[Stored data entries]
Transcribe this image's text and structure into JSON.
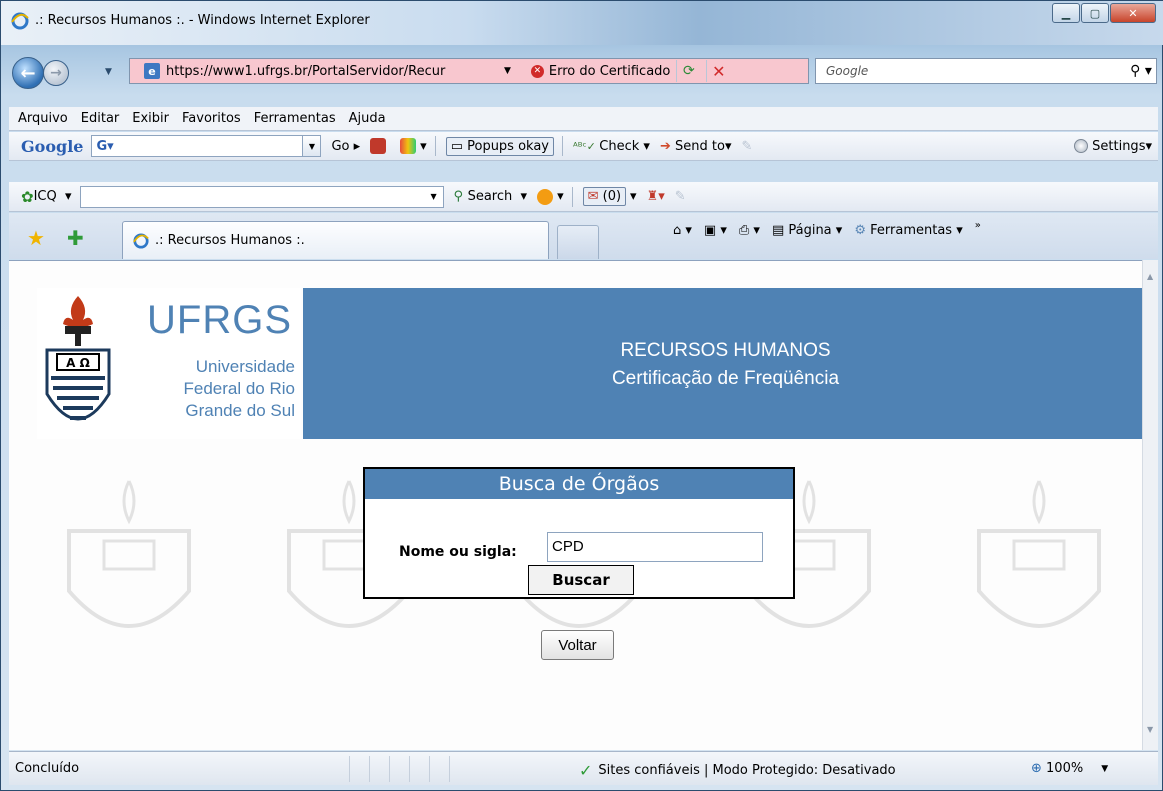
{
  "window": {
    "title": ".: Recursos Humanos :. - Windows Internet Explorer"
  },
  "address_bar": {
    "url": "https://www1.ufrgs.br/PortalServidor/Recur",
    "certificate_error": "Erro do Certificado",
    "search_placeholder": "Google"
  },
  "menu": {
    "items": [
      "Arquivo",
      "Editar",
      "Exibir",
      "Favoritos",
      "Ferramentas",
      "Ajuda"
    ]
  },
  "google_toolbar": {
    "logo": "Google",
    "go_label": "Go",
    "popups": "Popups okay",
    "check": "Check",
    "send_to": "Send to",
    "settings": "Settings"
  },
  "icq_toolbar": {
    "label": "ICQ",
    "search": "Search",
    "counter": "(0)"
  },
  "tabs": {
    "active": ".: Recursos Humanos :."
  },
  "command_bar": {
    "page": "Página",
    "tools": "Ferramentas"
  },
  "header": {
    "logo_text": "UFRGS",
    "logo_sub": [
      "Universidade",
      "Federal do Rio",
      "Grande do Sul"
    ],
    "line1": "RECURSOS HUMANOS",
    "line2": "Certificação de Freqüência"
  },
  "search_panel": {
    "title": "Busca de Órgãos",
    "label": "Nome ou sigla:",
    "value": "CPD",
    "button": "Buscar"
  },
  "back_button": "Voltar",
  "status_bar": {
    "status": "Concluído",
    "zone": "Sites confiáveis | Modo Protegido: Desativado",
    "zoom": "100%"
  },
  "colors": {
    "brand_blue": "#4f82b4",
    "cert_error_bg": "#f8c7cf"
  }
}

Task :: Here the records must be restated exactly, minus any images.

Response below ::
Transcribe this image's text and structure into JSON.
{
  "window": {
    "title": ".: Recursos Humanos :. - Windows Internet Explorer"
  },
  "address_bar": {
    "url": "https://www1.ufrgs.br/PortalServidor/Recur",
    "certificate_error": "Erro do Certificado",
    "search_placeholder": "Google"
  },
  "menu": {
    "items": [
      "Arquivo",
      "Editar",
      "Exibir",
      "Favoritos",
      "Ferramentas",
      "Ajuda"
    ]
  },
  "google_toolbar": {
    "logo": "Google",
    "go_label": "Go",
    "popups": "Popups okay",
    "check": "Check",
    "send_to": "Send to",
    "settings": "Settings"
  },
  "icq_toolbar": {
    "label": "ICQ",
    "search": "Search",
    "counter": "(0)"
  },
  "tabs": {
    "active": ".: Recursos Humanos :."
  },
  "command_bar": {
    "page": "Página",
    "tools": "Ferramentas"
  },
  "header": {
    "logo_text": "UFRGS",
    "logo_sub": [
      "Universidade",
      "Federal do Rio",
      "Grande do Sul"
    ],
    "line1": "RECURSOS HUMANOS",
    "line2": "Certificação de Freqüência"
  },
  "search_panel": {
    "title": "Busca de Órgãos",
    "label": "Nome ou sigla:",
    "value": "CPD",
    "button": "Buscar"
  },
  "back_button": "Voltar",
  "status_bar": {
    "status": "Concluído",
    "zone": "Sites confiáveis | Modo Protegido: Desativado",
    "zoom": "100%"
  },
  "colors": {
    "brand_blue": "#4f82b4",
    "cert_error_bg": "#f8c7cf"
  }
}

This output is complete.